This unit takes place in Year 9 Term 5 and follows on from working with fractions and mixed numbers.

- compare and order fractions whose denominators are all multiples of the same number
- identify, name and write equivalent fractions of a given fraction, represented visually, including tenths and hundredths
- add and subtract fractions with the same denominator and denominators that are multiples of the same number

- record describe and analyse the frequency of outcomes of probability experiments using tables and frequency trees
- apply ideas of randomness, fairness and equally likely events to calculate expected outcomes of multiple future experiments
- relate relative expected frequencies to theoretical probability, using appropriate language and the 0 – 1 probability scale
- apply the property that the probabilities of an exhaustive set of outcomes sum to one; apply the property that the probabilities of an exhaustive set of mutually exclusive events sum to one
- understand that empirical unbiased samples tend towards theoretical probability distributions, with increasing sample size
- enumerate sets and combinations of sets systematically, using tables, grids, Venn diagrams and tree diagrams
- construct theoretical possibility spaces for single and combined experiments with equally likely outcomes and use these to calculate theoretical probabilities
- calculate the probability of independent and dependent combined events, including using tree diagrams and other representations, and know the underlying assumptions

- Use the probability scale and associated keywords to begin comparing the likelihood of an event’s occurrence.
- When writing probabilities as a fraction using the probability scale to show equivalences with the keywords
- Discuss the effect of bias and sample size when comparing theoretical and experimental probabilities.
- Use the random function on a calculator or spreadsheet to demonstrate simple randomisation.
- When listing the outcomes of combined events ensure students use a logical and systematic method.
- Branches on a probability tree have a sum of one as they are mutually exclusive.

- Writing probabilities as a ratio is a common misconception.
- When creating Venn diagrams students often forget to place the remaining events outside the circles.
- When listing permutations of combined events students often repeat events when they do not use a logical and systematic method.

February 21, 2021

In this lesson there are five grade 8 and 9 maths problems for higher ability students.
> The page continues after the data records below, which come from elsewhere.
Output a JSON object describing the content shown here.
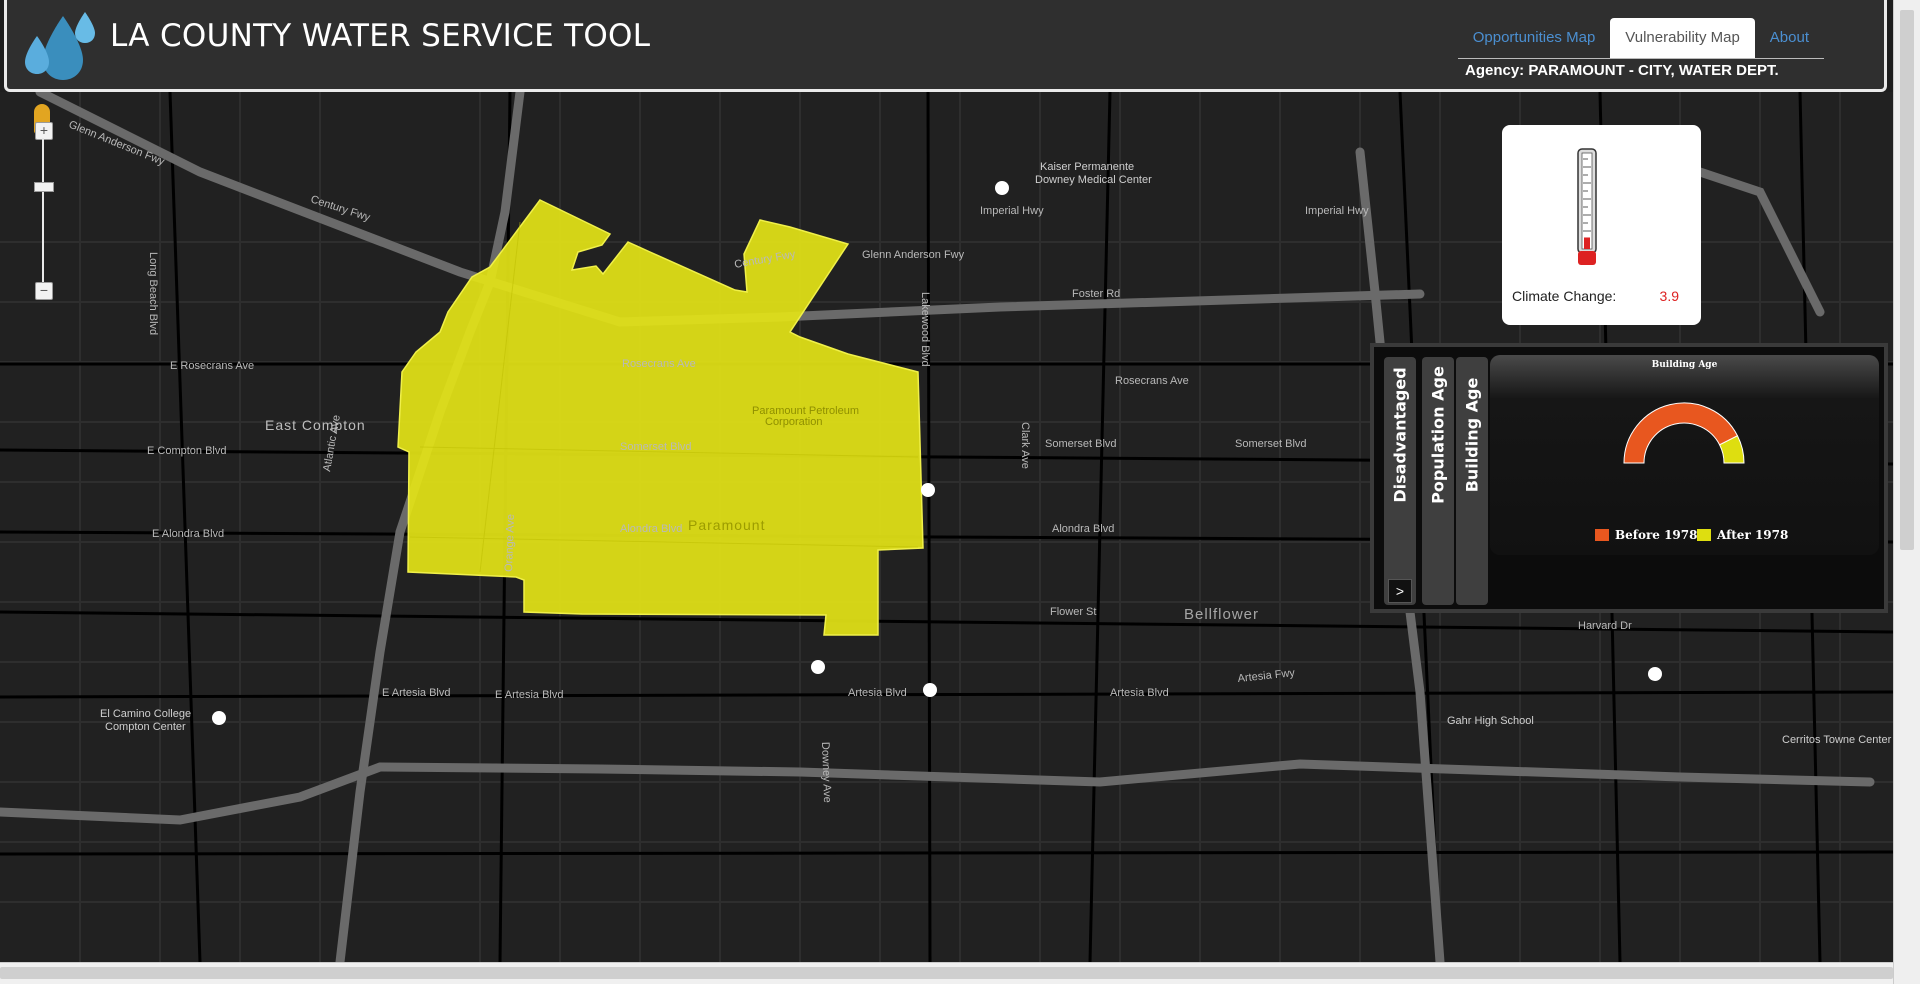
{
  "header": {
    "title": "LA COUNTY WATER SERVICE TOOL",
    "tabs": [
      {
        "label": "Opportunities Map"
      },
      {
        "label": "Vulnerability Map"
      },
      {
        "label": "About"
      }
    ],
    "agency": "Agency: PARAMOUNT - CITY, WATER DEPT."
  },
  "map": {
    "labels": [
      "Glenn Anderson Fwy",
      "Century Fwy",
      "Imperial Hwy",
      "Rosecrans Ave",
      "Somerset Blvd",
      "Alondra Blvd",
      "Artesia Fwy",
      "Artesia Blvd",
      "East Compton",
      "Paramount",
      "Bellflower",
      "Lakewood Blvd",
      "Clark Ave",
      "Long Beach Blvd",
      "Atlantic Ave",
      "Orange Ave",
      "Downey Ave",
      "Kaiser Permanente Downey Medical Center",
      "Paramount Petroleum Corporation",
      "El Camino College Compton Center",
      "Gahr High School",
      "Cerritos Towne Center",
      "E Compton Blvd",
      "E Alondra Blvd",
      "E Artesia Blvd",
      "Foster Rd",
      "Flower St",
      "Harvard Dr"
    ]
  },
  "climate": {
    "label": "Climate Change:",
    "value": "3.9",
    "level": 0.12,
    "accent_color": "#dd2222"
  },
  "vulnerability": {
    "tabs": [
      "Disadvantaged",
      "Population Age",
      "Building Age"
    ],
    "expand_label": ">",
    "chart_data": {
      "type": "pie",
      "title": "Building Age",
      "categories": [
        "Before 1978",
        "After 1978"
      ],
      "values": [
        85,
        15
      ],
      "colors": [
        "#e8571f",
        "#dede10"
      ],
      "legend": "bottom"
    }
  },
  "colors": {
    "highlight_area": "#e4e417",
    "header_bg": "#2f2f2f"
  }
}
February 15, 2021

Calculating the speed, distance and time for two part journeys.

February 3, 2021

Connecting permutations, number properties and money to deepen students understanding of place value.